Here munches a small placodont sauropterygian "reptile," Placochelys placodonta
. The skull is shown with its jaw agape on the left, and closed on the right. The snout does not terminate in teeth, and instead sported an upper and lower pair of cylindrical rods with no clear texturing to incidate they were covered in a rhamphothecal beak. Instead, they may have supported a mass of soft tissue that would make the skull fairly rounded. But that's a soft-tissue issue (ha!) for another time.
There were only four lower teeth, two to a side, and ten upper teeth, five to each side, and where two of which were on each paired palatine bone. They were large, broad, and flat, and had shallow roots. These teeth have been likened to the rough pads on the palates of manatees, but may have just been good crushing surfaces for hard foods.

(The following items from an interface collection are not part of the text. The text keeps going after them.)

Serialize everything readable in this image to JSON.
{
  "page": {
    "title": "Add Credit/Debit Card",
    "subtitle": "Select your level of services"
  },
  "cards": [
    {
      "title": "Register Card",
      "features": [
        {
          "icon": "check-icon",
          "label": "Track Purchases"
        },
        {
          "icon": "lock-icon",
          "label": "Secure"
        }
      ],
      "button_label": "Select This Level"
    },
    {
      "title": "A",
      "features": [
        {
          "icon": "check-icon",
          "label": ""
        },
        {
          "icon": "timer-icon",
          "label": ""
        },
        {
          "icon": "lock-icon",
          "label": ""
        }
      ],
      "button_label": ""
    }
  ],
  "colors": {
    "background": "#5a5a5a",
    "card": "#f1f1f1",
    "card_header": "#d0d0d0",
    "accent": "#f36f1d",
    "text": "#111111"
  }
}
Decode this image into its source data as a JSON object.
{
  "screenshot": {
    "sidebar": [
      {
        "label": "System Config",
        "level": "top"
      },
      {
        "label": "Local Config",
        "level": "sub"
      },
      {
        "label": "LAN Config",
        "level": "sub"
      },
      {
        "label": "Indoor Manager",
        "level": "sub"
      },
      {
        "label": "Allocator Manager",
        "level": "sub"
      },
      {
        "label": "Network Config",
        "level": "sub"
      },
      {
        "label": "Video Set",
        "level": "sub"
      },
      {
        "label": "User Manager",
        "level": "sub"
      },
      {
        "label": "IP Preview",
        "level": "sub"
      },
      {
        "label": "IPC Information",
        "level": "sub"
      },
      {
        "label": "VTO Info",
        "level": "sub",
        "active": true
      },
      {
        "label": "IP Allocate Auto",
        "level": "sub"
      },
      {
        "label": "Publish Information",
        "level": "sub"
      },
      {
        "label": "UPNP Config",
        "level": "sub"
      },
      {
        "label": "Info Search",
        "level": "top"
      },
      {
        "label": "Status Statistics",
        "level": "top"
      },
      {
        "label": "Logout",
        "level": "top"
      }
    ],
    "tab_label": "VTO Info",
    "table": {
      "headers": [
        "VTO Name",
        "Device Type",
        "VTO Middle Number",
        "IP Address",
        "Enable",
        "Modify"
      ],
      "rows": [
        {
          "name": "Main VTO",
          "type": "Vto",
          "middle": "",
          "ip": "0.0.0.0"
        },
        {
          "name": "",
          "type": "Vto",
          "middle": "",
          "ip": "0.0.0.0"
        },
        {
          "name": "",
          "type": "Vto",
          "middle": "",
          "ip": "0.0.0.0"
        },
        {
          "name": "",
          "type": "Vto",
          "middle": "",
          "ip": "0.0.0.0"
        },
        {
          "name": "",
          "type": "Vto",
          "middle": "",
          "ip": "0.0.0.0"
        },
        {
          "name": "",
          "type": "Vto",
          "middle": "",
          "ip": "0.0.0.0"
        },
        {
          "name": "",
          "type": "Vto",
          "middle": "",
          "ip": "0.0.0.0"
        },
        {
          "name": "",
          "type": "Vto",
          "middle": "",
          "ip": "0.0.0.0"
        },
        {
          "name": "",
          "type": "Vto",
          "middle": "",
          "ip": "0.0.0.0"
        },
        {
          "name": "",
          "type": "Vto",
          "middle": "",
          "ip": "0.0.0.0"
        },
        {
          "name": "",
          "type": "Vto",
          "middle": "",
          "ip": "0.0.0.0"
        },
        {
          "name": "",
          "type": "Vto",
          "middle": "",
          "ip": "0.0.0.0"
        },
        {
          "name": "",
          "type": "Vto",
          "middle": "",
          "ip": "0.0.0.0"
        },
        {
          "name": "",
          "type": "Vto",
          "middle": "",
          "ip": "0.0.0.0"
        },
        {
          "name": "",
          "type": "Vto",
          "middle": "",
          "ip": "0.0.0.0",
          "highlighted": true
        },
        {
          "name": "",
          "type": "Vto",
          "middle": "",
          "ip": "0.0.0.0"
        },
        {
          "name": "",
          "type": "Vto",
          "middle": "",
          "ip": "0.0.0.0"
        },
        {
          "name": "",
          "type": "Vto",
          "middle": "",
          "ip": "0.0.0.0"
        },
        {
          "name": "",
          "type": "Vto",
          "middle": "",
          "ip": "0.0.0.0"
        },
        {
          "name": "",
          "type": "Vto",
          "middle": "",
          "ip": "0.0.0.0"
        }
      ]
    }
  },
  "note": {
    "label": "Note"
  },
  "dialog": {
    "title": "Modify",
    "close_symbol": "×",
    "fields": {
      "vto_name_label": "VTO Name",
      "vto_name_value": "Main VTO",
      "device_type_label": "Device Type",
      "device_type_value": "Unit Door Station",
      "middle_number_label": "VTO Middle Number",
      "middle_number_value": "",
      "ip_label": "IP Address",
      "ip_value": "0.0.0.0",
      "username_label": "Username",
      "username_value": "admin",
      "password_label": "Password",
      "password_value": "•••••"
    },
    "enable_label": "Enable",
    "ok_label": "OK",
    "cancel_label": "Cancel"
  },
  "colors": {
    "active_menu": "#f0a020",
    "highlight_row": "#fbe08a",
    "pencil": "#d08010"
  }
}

Like most other cyamodontoid placodontans, the rear of the skull is very, very broad and "crowned" in horn-like nodes that likely supported keratin extensions, and might have resembled some lizards such as Phrynosoma
I go into more detail here: [link]